Review: Cromwell

Brooding Richard Harris is the 17th century Englishman, an idealistic member of the House of Commons, who wishes to rescue his beloved England from its supposedly unfair system where King Charles (Sir Alec Guinness) reigns autocratically and his sycophants do all the talking, not the common man. He takes up the fight with his fellow Parliamentarians against the King and his Royalists, and not just on the battlefield as Cromwell defends the downtrodden who have had no voice. Timothy Dalton plays the King’s rather incompetent, foppish nephew Prince Rupert. Robert Morley is the duplicitous Earl of Manchester, a parliamentary rival of Cromwell’s. Charles Gray, Douglas Wilmer and Geoffrey Keen play Cromwell’s parliamentary allies.

1970 historical biopic from writer-director Ken Hughes (of “Chitty Chitty Bang Bang” fame) gets generally poor reviews from people probably more qualified to talk about its lack of historical accuracy (among other supposed flaws) than myself. All I can say is tha…

Review: Manhattan Murder Mystery

Woody Allen and Diane Keaton star as a married couple, and the latter comes to suspect that their neighbour (Jerry Adler) has murdered his wife. Woody wants her to keep out of it, they hardly knew the couple anyway, but Keaton can’t let things lie, even as the cause of death is ruled a heart attack. Their mutual friend (Alan Alda) humours Keaton, though, and pretty soon even Woody’s poker-playing work colleague Anjelica Huston is joining in on the sleuthing, too. Look for Zach Braff as Woody and Keaton’s son. He looked the same in 1993 that he would a decade later on TV’s “Scrubs” (Or now, for that matter).

Although popular with audiences and critics, I have to say I found this 1993 Woody Allen (“Annie Hall”, “Manhattan”, “Hollywood Ending”) comic murder-mystery practically unbearable. Co-written by Marshall Brickman (“Sleeper”, “Annie Hall”, “Manhattan”), it’s boring beyond belief and both Woody and Diane Keaton play the dullest couple in cinematic history. Why was any of this filmed…

Review: Elysium

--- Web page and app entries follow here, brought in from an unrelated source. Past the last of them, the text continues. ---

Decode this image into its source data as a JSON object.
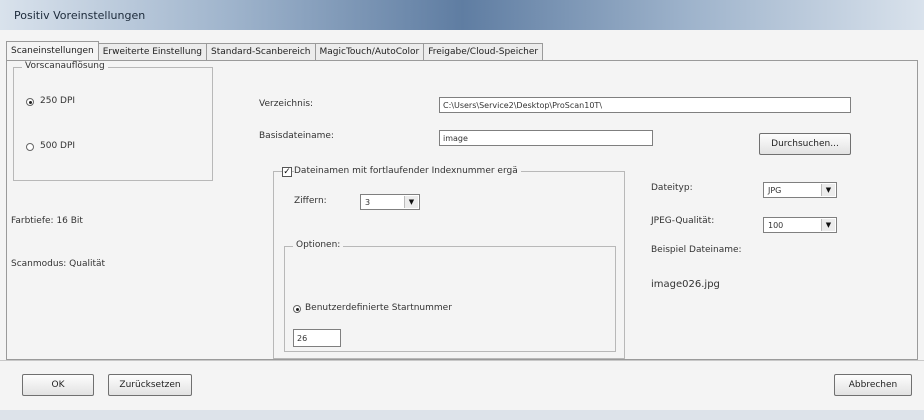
{
  "window": {
    "title": "Positiv Voreinstellungen"
  },
  "tabs": [
    {
      "label": "Scaneinstellungen",
      "active": true
    },
    {
      "label": "Erweiterte Einstellung"
    },
    {
      "label": "Standard-Scanbereich"
    },
    {
      "label": "MagicTouch/AutoColor"
    },
    {
      "label": "Freigabe/Cloud-Speicher"
    }
  ],
  "prescan": {
    "legend": "Vorscanauflösung",
    "option_250": "250 DPI",
    "option_500": "500 DPI",
    "selected": "250 DPI"
  },
  "info": {
    "color_depth": "Farbtiefe: 16 Bit",
    "scan_mode": "Scanmodus: Qualität"
  },
  "directory": {
    "label": "Verzeichnis:",
    "value": "C:\\Users\\Service2\\Desktop\\ProScan10T\\"
  },
  "basename": {
    "label": "Basisdateiname:",
    "value": "image"
  },
  "browse_button": "Durchsuchen...",
  "index": {
    "checkbox_label": "Dateinamen mit fortlaufender Indexnummer ergä",
    "checked": true,
    "digits_label": "Ziffern:",
    "digits_value": "3",
    "options_legend": "Optionen:",
    "custom_start_label": "Benutzerdefinierte Startnummer",
    "start_value": "26"
  },
  "filetype": {
    "label": "Dateityp:",
    "value": "JPG"
  },
  "jpeg_quality": {
    "label": "JPEG-Qualität:",
    "value": "100"
  },
  "example": {
    "label": "Beispiel Dateiname:",
    "value": "image026.jpg"
  },
  "footer": {
    "ok": "OK",
    "reset": "Zurücksetzen",
    "cancel": "Abbrechen"
  }
}
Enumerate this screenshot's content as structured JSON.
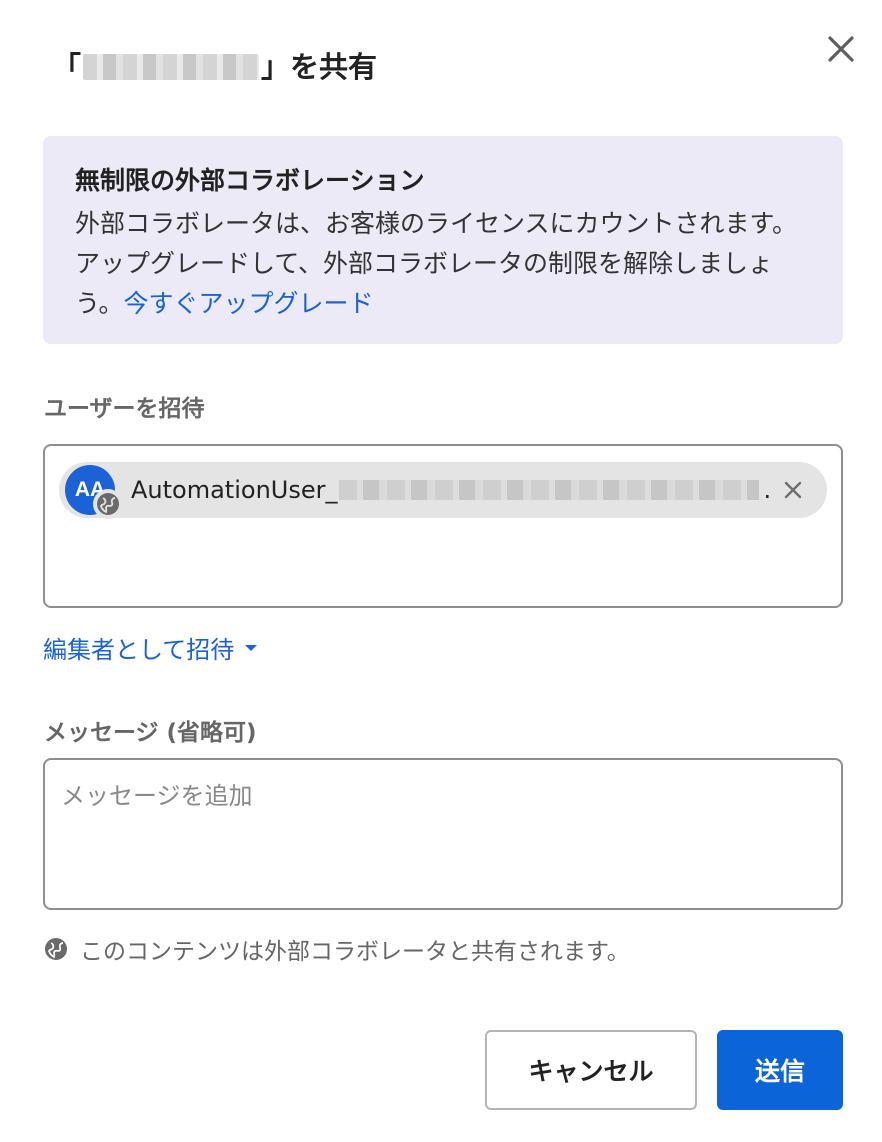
{
  "dialog": {
    "title_prefix": "「",
    "title_suffix": "」を共有",
    "close_icon": "close-icon"
  },
  "banner": {
    "title": "無制限の外部コラボレーション",
    "body": "外部コラボレータは、お客様のライセンスにカウントされます。アップグレードして、外部コラボレータの制限を解除しましょう。",
    "link": "今すぐアップグレード"
  },
  "invite": {
    "label": "ユーザーを招待",
    "chips": [
      {
        "initials": "AA",
        "name_visible": "AutomationUser_",
        "ellipsis": ".",
        "badge_icon": "globe-icon",
        "remove_icon": "close-icon"
      }
    ],
    "role_label": "編集者として招待",
    "role_icon": "caret-down-icon"
  },
  "message": {
    "label": "メッセージ (省略可)",
    "placeholder": "メッセージを追加",
    "value": ""
  },
  "external_note": {
    "icon": "globe-icon",
    "text": "このコンテンツは外部コラボレータと共有されます。"
  },
  "buttons": {
    "cancel": "キャンセル",
    "send": "送信"
  },
  "colors": {
    "accent": "#0b65d8",
    "link": "#1a62d6",
    "banner_bg": "#ebeaf6",
    "chip_bg": "#e4e4e4"
  }
}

Set in the year 2154 where the populace is divided by wealth. The rich have relocated to the title space station where they enjoy technological innovations in health care and the like. The rest of human society, however are pretty much worker drones on an overpopulated, but decrepit Earth. Matt Damon plays a ne’er do well former car thief in need of a ride to Elysium after coming into contact with radiation that leaves him with about a week left to live. Meanwhile politician Jodie Foster enjoys the affluent life on Elysium and is attempting to introduce anti-immigration laws so that the status quo is kept. Damon has enlisted the aid of some of his former contacts from the bad old days, who agree to help him get to Elysium- for a price, of course. This involves a heist, and the CEO (William Fichtner) of the company Damon works for. Said CEO (who therefore works for Elysium) has a bunch of super-secret, super-important information stored in his head. He is also in league with Foster, wh…

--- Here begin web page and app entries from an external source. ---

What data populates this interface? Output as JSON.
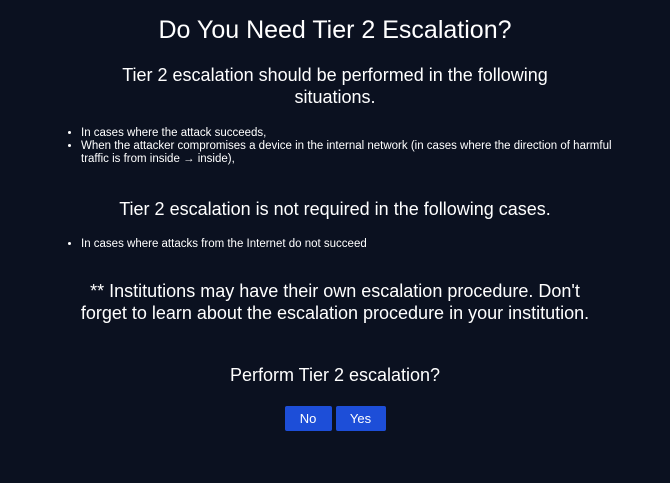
{
  "dialog": {
    "title": "Do You Need Tier 2 Escalation?",
    "intro": "Tier 2 escalation should be performed in the following situations.",
    "required_cases": [
      "In cases where the attack succeeds,",
      "When the attacker compromises a device in the internal network (in cases where the direction of harmful traffic is from inside → inside),"
    ],
    "not_required_heading": "Tier 2 escalation is not required in the following cases.",
    "not_required_cases": [
      "In cases where attacks from the Internet do not succeed"
    ],
    "note": "** Institutions may have their own escalation procedure. Don't forget to learn about the escalation procedure in your institution.",
    "question": "Perform Tier 2 escalation?",
    "buttons": {
      "no_label": "No",
      "yes_label": "Yes"
    }
  },
  "colors": {
    "background": "#0b1120",
    "button": "#1d4ed8",
    "text": "#ffffff"
  }
}
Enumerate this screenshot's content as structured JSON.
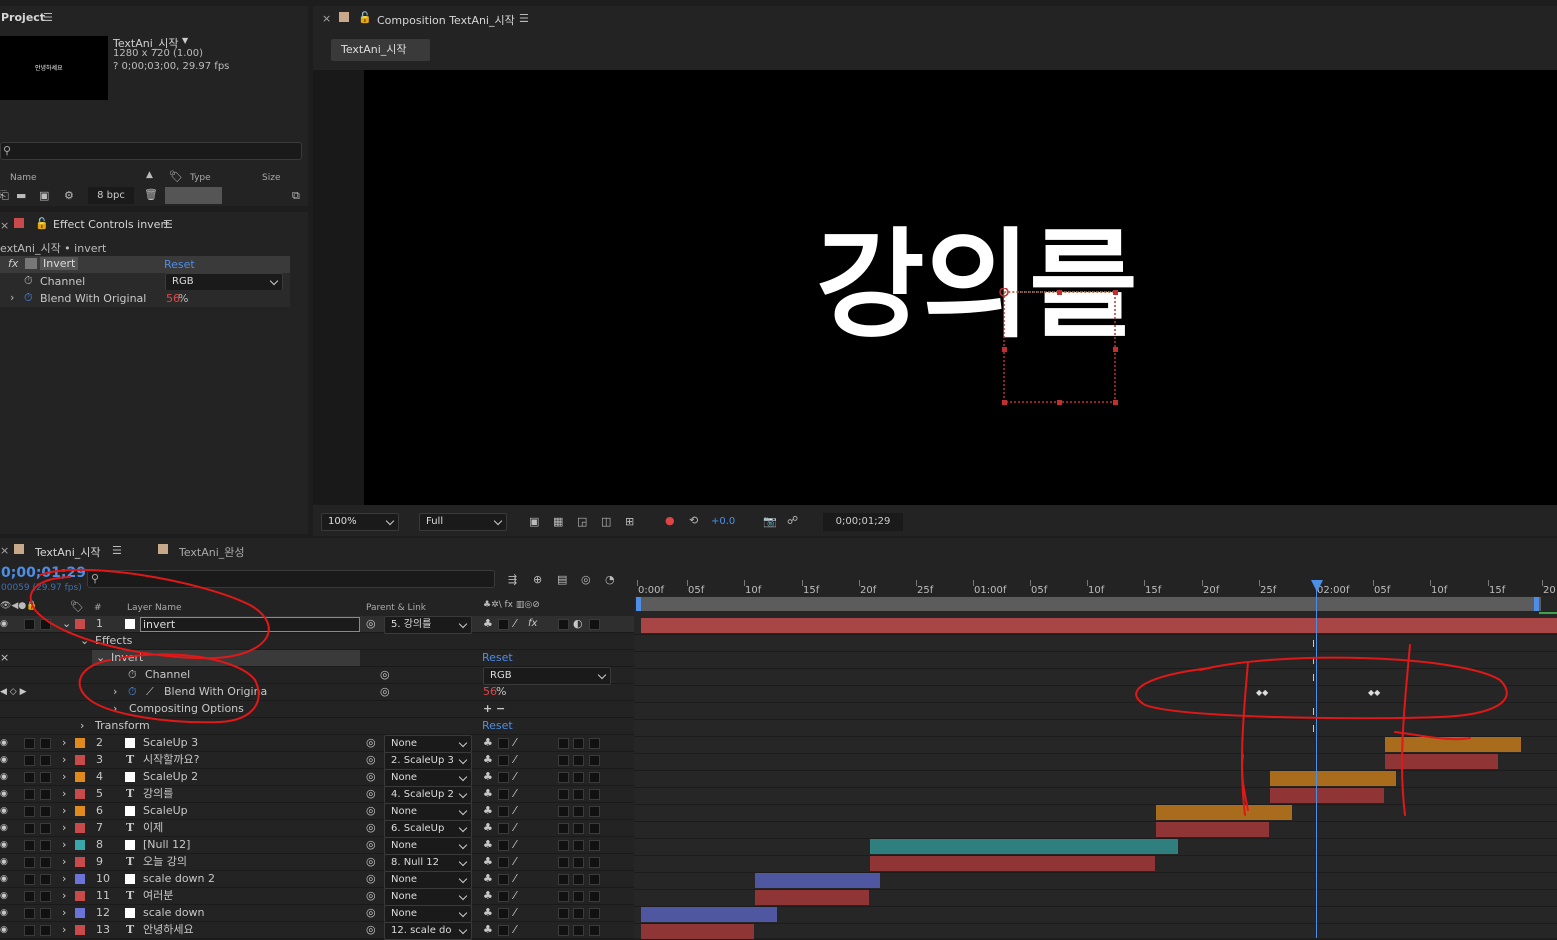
{
  "project": {
    "tab": "Project",
    "thumb_text": "안녕하세요",
    "comp_name": "TextAni_시작",
    "comp_size": "1280 x 720 (1.00)",
    "comp_duration": "? 0;00;03;00, 29.97 fps",
    "col_name": "Name",
    "col_type": "Type",
    "col_size": "Size",
    "bpc": "8 bpc"
  },
  "effect_controls": {
    "tab": "Effect Controls invert",
    "breadcrumb": "extAni_시작 • invert",
    "fx_icon": "fx",
    "effect_name": "Invert",
    "reset": "Reset",
    "channel_label": "Channel",
    "channel_value": "RGB",
    "blend_label": "Blend With Original",
    "blend_value": "56",
    "percent": "%"
  },
  "composition": {
    "tab": "Composition TextAni_시작",
    "subtab": "TextAni_시작",
    "canvas_text": "강의를",
    "zoom": "100%",
    "quality": "Full",
    "exposure": "+0.0",
    "timecode": "0;00;01;29"
  },
  "timeline": {
    "tab1": "TextAni_시작",
    "tab2": "TextAni_완성",
    "timecode": "0;00;01;29",
    "fps": "00059 (29.97 fps)",
    "col_num": "#",
    "col_layer": "Layer Name",
    "col_parent": "Parent & Link",
    "effects_label": "Effects",
    "invert_label": "Invert",
    "reset": "Reset",
    "channel_label": "Channel",
    "channel_value": "RGB",
    "blend_label": "Blend With Origina",
    "blend_value": "56",
    "percent": "%",
    "compositing_label": "Compositing Options",
    "compositing_ctrl": "+ −",
    "transform_label": "Transform",
    "ticks": [
      "0:00f",
      "05f",
      "10f",
      "15f",
      "20f",
      "25f",
      "01:00f",
      "05f",
      "10f",
      "15f",
      "20f",
      "25f",
      "02:00f",
      "05f",
      "10f",
      "15f",
      "20"
    ],
    "layers": [
      {
        "num": "1",
        "name": "invert",
        "parent": "5. 강의를",
        "color": "#c94a4a",
        "type": "solid"
      },
      {
        "num": "2",
        "name": "ScaleUp 3",
        "parent": "None",
        "color": "#e08a1e",
        "type": "solid"
      },
      {
        "num": "3",
        "name": "시작할까요?",
        "parent": "2. ScaleUp 3",
        "color": "#c94a4a",
        "type": "text"
      },
      {
        "num": "4",
        "name": "ScaleUp 2",
        "parent": "None",
        "color": "#e08a1e",
        "type": "solid"
      },
      {
        "num": "5",
        "name": "강의를",
        "parent": "4. ScaleUp 2",
        "color": "#c94a4a",
        "type": "text"
      },
      {
        "num": "6",
        "name": "ScaleUp",
        "parent": "None",
        "color": "#e08a1e",
        "type": "solid"
      },
      {
        "num": "7",
        "name": "이제",
        "parent": "6. ScaleUp",
        "color": "#c94a4a",
        "type": "text"
      },
      {
        "num": "8",
        "name": "[Null 12]",
        "parent": "None",
        "color": "#3aa8a8",
        "type": "solid"
      },
      {
        "num": "9",
        "name": "오늘 강의",
        "parent": "8. Null 12",
        "color": "#c94a4a",
        "type": "text"
      },
      {
        "num": "10",
        "name": "scale down 2",
        "parent": "None",
        "color": "#6b74d6",
        "type": "solid"
      },
      {
        "num": "11",
        "name": "여러분",
        "parent": "None",
        "color": "#c94a4a",
        "type": "text"
      },
      {
        "num": "12",
        "name": "scale down",
        "parent": "None",
        "color": "#6b74d6",
        "type": "solid"
      },
      {
        "num": "13",
        "name": "안녕하세요",
        "parent": "12. scale do",
        "color": "#c94a4a",
        "type": "text"
      }
    ]
  },
  "colors": {
    "accent_blue": "#4d8ee6",
    "value_red": "#d84a4a",
    "annotation_red": "#e01818"
  }
}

Review: Behind the Candelabra

A biopic of the infamously flamboyant ivory tinkler, who remained a closeted homosexual (perhaps only to deaf and blind people), in order to be accepted by mainstream audiences. The film mostly focuses on his tumultuous relationship with former foster child Scott Thorson (Matt Damon), his much younger bisexual lover. Rob Lowe plays a cosmetically altered plastic surgeon acquaintance, who introduces Scott to the California diet, that turns him into a paranoid, drug-addicted mess. Scott Bakula plays Thorson’s best friend, an unrecognisable Debbie Reynolds (who was friends with the real Liberace) plays Liberace’s ailing Polish mother, Dan Aykroyd is Liberace’s long-serving manager, and Paul Reiser has a small role as Scott’s lawyer.

Said to be the last feature film from Steven Soderbergh (“sex, lies, and videotape”, “Traffic”, “The Good German”, “Contagion”), this 2013 biopic debuted on cable in the US, but had a theatrical release elsewhere. It’s probably one of Soderbergh’s more access…